An Immigrant Success Story

By Kathy McGee Burns
President, The Irish Memorial Inc.

When I look at the Irish Memorial, I see my family, leaving Ireland in the 1850s and travelling to the port of Philadelphia to start new lives.

The Callaghans and Clancys came from Cork and Limerick. They settled in North Philadelphia where they became part of the larger Irish community that built St. Malachy’s Parish and School. Timothy Callaghan married  Bridget Clancy there.  Timothy worked for the Widener family as a  “gentleman.” In those days, that’s what they called a coachman. Bridget was, like many other Irish women, a servant in the house.  It was the real Downton Abbey of an earlier era.

Their daughter, Mary Josephine, my grandmother, was baptized and  married at St. Malachy’s. Her husband, Hughie McGee, a bartender, came to the US, along with his two brothers and one sister, also as Great Hunger refugees, settling first in the coal region of Pennsylvania where the men worked in the mines.

Their son, Timothy McGee, my father, grew up in the Swampoodle  neighborhood of Philadelphia, where he became a proud graduate of  Our Lady of Mercy School and Roman Catholic High School. How proud was he to be a Roman grad? He made us sing the Roman song all the time. I’m 78, and I still remember all the words.

He could have gone to college. He had several scholarships. But he went  to work instead because he needed to support his mother and several  maiden aunts. Later, he and his brother, Hughie, went into business  together, selling floral bouquets to stores from Philadelphia to New Jersey.  Eventually, he became a successful wholesale florist, allowing us to move into the suburbs, buy a new car very year, and go to private school. Every one of us has more than a college degree.

And to think that in less than 100 years, this typical Irish family went  from the brink of starvation to American success story. It’s far from a  singular story.

The Great Hunger killed 1 million people and forced another 1 million to leave their home for an uncertain future. But it never killed the indomitable Irish spirit and will to succeed and never forced the Irish to leave behind their love of family and culture. We are survivors–and more. We are the victory that lives at the center of every defeat. We are a beacon to other refugees and immigrants, sending the  message that no matter where you come from and how little you can bring with, you can and you will  succeed.
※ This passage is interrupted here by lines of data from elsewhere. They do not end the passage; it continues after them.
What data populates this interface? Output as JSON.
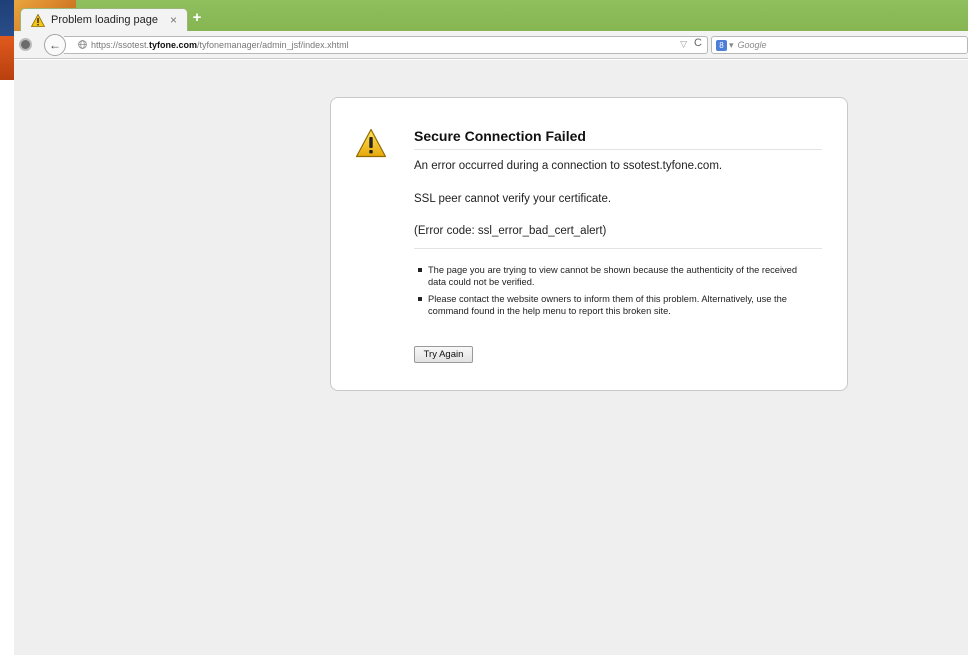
{
  "tab": {
    "title": "Problem loading page",
    "close_glyph": "×",
    "new_tab_glyph": "+"
  },
  "navbar": {
    "back_glyph": "←",
    "url_prefix": "https://ssotest.",
    "url_domain": "tyfone.com",
    "url_path": "/tyfonemanager/admin_jsf/index.xhtml",
    "url_dropmarker": "▽",
    "reload_glyph": "C",
    "search_engine_glyph": "8",
    "search_engine_caret": "▾",
    "search_placeholder": "Google"
  },
  "error": {
    "title": "Secure Connection Failed",
    "message": "An error occurred during a connection to ssotest.tyfone.com.",
    "detail": "SSL peer cannot verify your certificate.",
    "code": "(Error code: ssl_error_bad_cert_alert)",
    "bullets": [
      "The page you are trying to view cannot be shown because the authenticity of the received data could not be verified.",
      "Please contact the website owners to inform them of this problem. Alternatively, use the command found in the help menu to report this broken site."
    ],
    "try_again_label": "Try Again"
  },
  "icons": {
    "tab_icon": "warning-icon",
    "page_icon": "warning-icon",
    "menu": "firefox-menu-icon",
    "back": "back-arrow-icon",
    "site": "globe-icon",
    "reload": "reload-icon",
    "search_engine": "google-icon"
  },
  "colors": {
    "tabstrip": "#8fbf5e",
    "warning_yellow": "#f5c518",
    "content_bg": "#efefef"
  }
}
I’m proud to be Irish, a descendant of the suffering and the brave. I’ve shared my story.

I hope you’ll share your immigrant story with us here too.